* Task to carry out
Please copy out the entries exactly, skipping any pictures.

* Data shown
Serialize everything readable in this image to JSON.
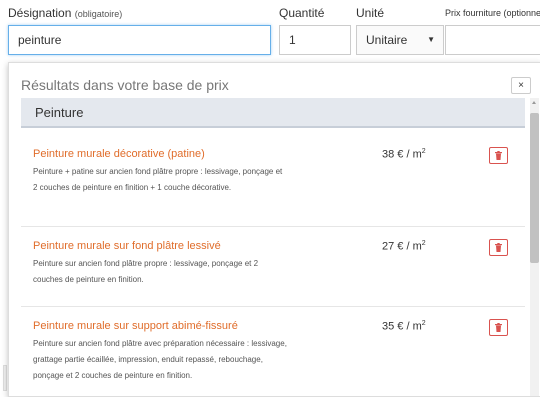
{
  "form": {
    "designation_label": "Désignation",
    "designation_hint": "(obligatoire)",
    "designation_value": "peinture",
    "quantite_label": "Quantité",
    "quantite_value": "1",
    "unite_label": "Unité",
    "unite_value": "Unitaire",
    "prix_label": "Prix fourniture (optionne"
  },
  "dropdown": {
    "title": "Résultats dans votre base de prix",
    "close_label": "×",
    "category": "Peinture",
    "results": [
      {
        "title": "Peinture murale décorative (patine)",
        "description": "Peinture + patine sur ancien fond plâtre propre : lessivage, ponçage et 2 couches de peinture en finition + 1 couche décorative.",
        "price": "38 € / m",
        "price_exp": "2"
      },
      {
        "title": "Peinture murale sur fond plâtre lessivé",
        "description": "Peinture sur ancien fond plâtre propre : lessivage, ponçage et 2 couches de peinture en finition.",
        "price": "27 € / m",
        "price_exp": "2"
      },
      {
        "title": "Peinture murale sur support abimé-fissuré",
        "description": "Peinture sur ancien fond plâtre avec préparation nécessaire : lessivage, grattage partie écaillée, impression, enduit repassé, rebouchage, ponçage et 2 couches de peinture en finition.",
        "price": "35 € / m",
        "price_exp": "2"
      }
    ]
  },
  "colors": {
    "accent_orange": "#e06d2b",
    "danger_red": "#d9534f",
    "focus_blue": "#66afe9",
    "category_bg": "#e4e8ee"
  },
  "icons": {
    "close": "close-icon",
    "trash": "trash-icon",
    "caret": "caret-down-icon"
  }
}
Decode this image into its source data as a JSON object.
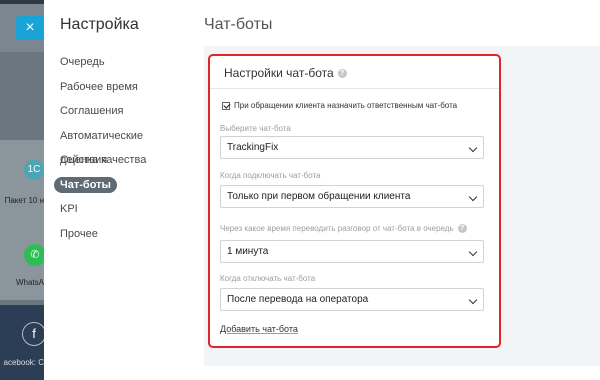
{
  "background_app": {
    "close_icon": "×",
    "item1_badge": "1С",
    "item1_label": "Пакет 10 н",
    "item2_label": "WhatsA",
    "item3_label": "acebook: C"
  },
  "panel": {
    "title": "Настройка",
    "nav": [
      {
        "label": "Очередь"
      },
      {
        "label": "Рабочее время"
      },
      {
        "label": "Соглашения"
      },
      {
        "label": "Автоматические действия"
      },
      {
        "label": "Оценка качества"
      },
      {
        "label": "Чат-боты",
        "active": true
      },
      {
        "label": "KPI"
      },
      {
        "label": "Прочее"
      }
    ]
  },
  "main": {
    "section_title": "Чат-боты",
    "card": {
      "title": "Настройки чат-бота",
      "checkbox_label": "При обращении клиента назначить ответственным чат-бота",
      "checkbox_checked": true,
      "fields": [
        {
          "label": "Выберите чат-бота",
          "value": "TrackingFix"
        },
        {
          "label": "Когда подключать чат-бота",
          "value": "Только при первом обращении клиента"
        },
        {
          "label": "Через какое время переводить разговор от чат-бота в очередь",
          "value": "1 минута"
        },
        {
          "label": "Когда отключать чат-бота",
          "value": "После перевода на оператора"
        }
      ],
      "add_link": "Добавить чат-бота"
    }
  },
  "colors": {
    "highlight_border": "#e0242b",
    "active_nav_bg": "#5e6b75",
    "close_button": "#1aa3d6"
  }
}
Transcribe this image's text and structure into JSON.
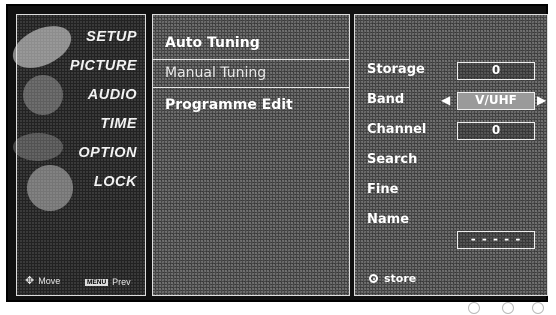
{
  "sidebar": {
    "items": [
      {
        "label": "SETUP"
      },
      {
        "label": "PICTURE"
      },
      {
        "label": "AUDIO"
      },
      {
        "label": "TIME"
      },
      {
        "label": "OPTION"
      },
      {
        "label": "LOCK"
      }
    ],
    "footer": {
      "move_icon": "move-cross-icon",
      "move_label": "Move",
      "menu_key": "MENU",
      "prev_label": "Prev"
    }
  },
  "submenu": {
    "options": [
      {
        "label": "Auto Tuning",
        "selected": false
      },
      {
        "label": "Manual Tuning",
        "selected": true
      },
      {
        "label": "Programme Edit",
        "selected": false
      }
    ]
  },
  "settings": {
    "storage": {
      "label": "Storage",
      "value": "0"
    },
    "band": {
      "label": "Band",
      "value": "V/UHF"
    },
    "channel": {
      "label": "Channel",
      "value": "0"
    },
    "search": {
      "label": "Search"
    },
    "fine": {
      "label": "Fine"
    },
    "name": {
      "label": "Name",
      "value": "- - - - -"
    },
    "store_label": "store"
  },
  "colors": {
    "text": "#ffffff",
    "band_highlight": "#9a9a9a"
  }
}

* Task response
Serialize everything readable in this image to JSON.
{
  "form": {
    "designation_label": "Désignation",
    "designation_hint": "(obligatoire)",
    "designation_value": "peinture",
    "quantite_label": "Quantité",
    "quantite_value": "1",
    "unite_label": "Unité",
    "unite_value": "Unitaire",
    "prix_label": "Prix fourniture (optionne"
  },
  "dropdown": {
    "title": "Résultats dans votre base de prix",
    "close_label": "×",
    "category": "Peinture",
    "results": [
      {
        "title": "Peinture murale décorative (patine)",
        "description": "Peinture + patine sur ancien fond plâtre propre : lessivage, ponçage et 2 couches de peinture en finition + 1 couche décorative.",
        "price": "38 € / m",
        "price_exp": "2"
      },
      {
        "title": "Peinture murale sur fond plâtre lessivé",
        "description": "Peinture sur ancien fond plâtre propre : lessivage, ponçage et 2 couches de peinture en finition.",
        "price": "27 € / m",
        "price_exp": "2"
      },
      {
        "title": "Peinture murale sur support abimé-fissuré",
        "description": "Peinture sur ancien fond plâtre avec préparation nécessaire : lessivage, grattage partie écaillée, impression, enduit repassé, rebouchage, ponçage et 2 couches de peinture en finition.",
        "price": "35 € / m",
        "price_exp": "2"
      }
    ]
  },
  "colors": {
    "accent_orange": "#e06d2b",
    "danger_red": "#d9534f",
    "focus_blue": "#66afe9",
    "category_bg": "#e4e8ee"
  },
  "icons": {
    "close": "close-icon",
    "trash": "trash-icon",
    "caret": "caret-down-icon"
  }
}
Decode this image into its source data as a JSON object.
{
  "background_app": {
    "close_icon": "×",
    "item1_badge": "1С",
    "item1_label": "Пакет 10 н",
    "item2_label": "WhatsA",
    "item3_label": "acebook: C"
  },
  "panel": {
    "title": "Настройка",
    "nav": [
      {
        "label": "Очередь"
      },
      {
        "label": "Рабочее время"
      },
      {
        "label": "Соглашения"
      },
      {
        "label": "Автоматические действия"
      },
      {
        "label": "Оценка качества"
      },
      {
        "label": "Чат-боты",
        "active": true
      },
      {
        "label": "KPI"
      },
      {
        "label": "Прочее"
      }
    ]
  },
  "main": {
    "section_title": "Чат-боты",
    "card": {
      "title": "Настройки чат-бота",
      "checkbox_label": "При обращении клиента назначить ответственным чат-бота",
      "checkbox_checked": true,
      "fields": [
        {
          "label": "Выберите чат-бота",
          "value": "TrackingFix"
        },
        {
          "label": "Когда подключать чат-бота",
          "value": "Только при первом обращении клиента"
        },
        {
          "label": "Через какое время переводить разговор от чат-бота в очередь",
          "value": "1 минута"
        },
        {
          "label": "Когда отключать чат-бота",
          "value": "После перевода на оператора"
        }
      ],
      "add_link": "Добавить чат-бота"
    }
  },
  "colors": {
    "highlight_border": "#e0242b",
    "active_nav_bg": "#5e6b75",
    "close_button": "#1aa3d6"
  }
}
Transcribe this image's text and structure into JSON.
{
  "sidebar": {
    "items": [
      {
        "label": "SETUP"
      },
      {
        "label": "PICTURE"
      },
      {
        "label": "AUDIO"
      },
      {
        "label": "TIME"
      },
      {
        "label": "OPTION"
      },
      {
        "label": "LOCK"
      }
    ],
    "footer": {
      "move_icon": "move-cross-icon",
      "move_label": "Move",
      "menu_key": "MENU",
      "prev_label": "Prev"
    }
  },
  "submenu": {
    "options": [
      {
        "label": "Auto Tuning",
        "selected": false
      },
      {
        "label": "Manual Tuning",
        "selected": true
      },
      {
        "label": "Programme Edit",
        "selected": false
      }
    ]
  },
  "settings": {
    "storage": {
      "label": "Storage",
      "value": "0"
    },
    "band": {
      "label": "Band",
      "value": "V/UHF"
    },
    "channel": {
      "label": "Channel",
      "value": "0"
    },
    "search": {
      "label": "Search"
    },
    "fine": {
      "label": "Fine"
    },
    "name": {
      "label": "Name",
      "value": "- - - - -"
    },
    "store_label": "store"
  },
  "colors": {
    "text": "#ffffff",
    "band_highlight": "#9a9a9a"
  }
}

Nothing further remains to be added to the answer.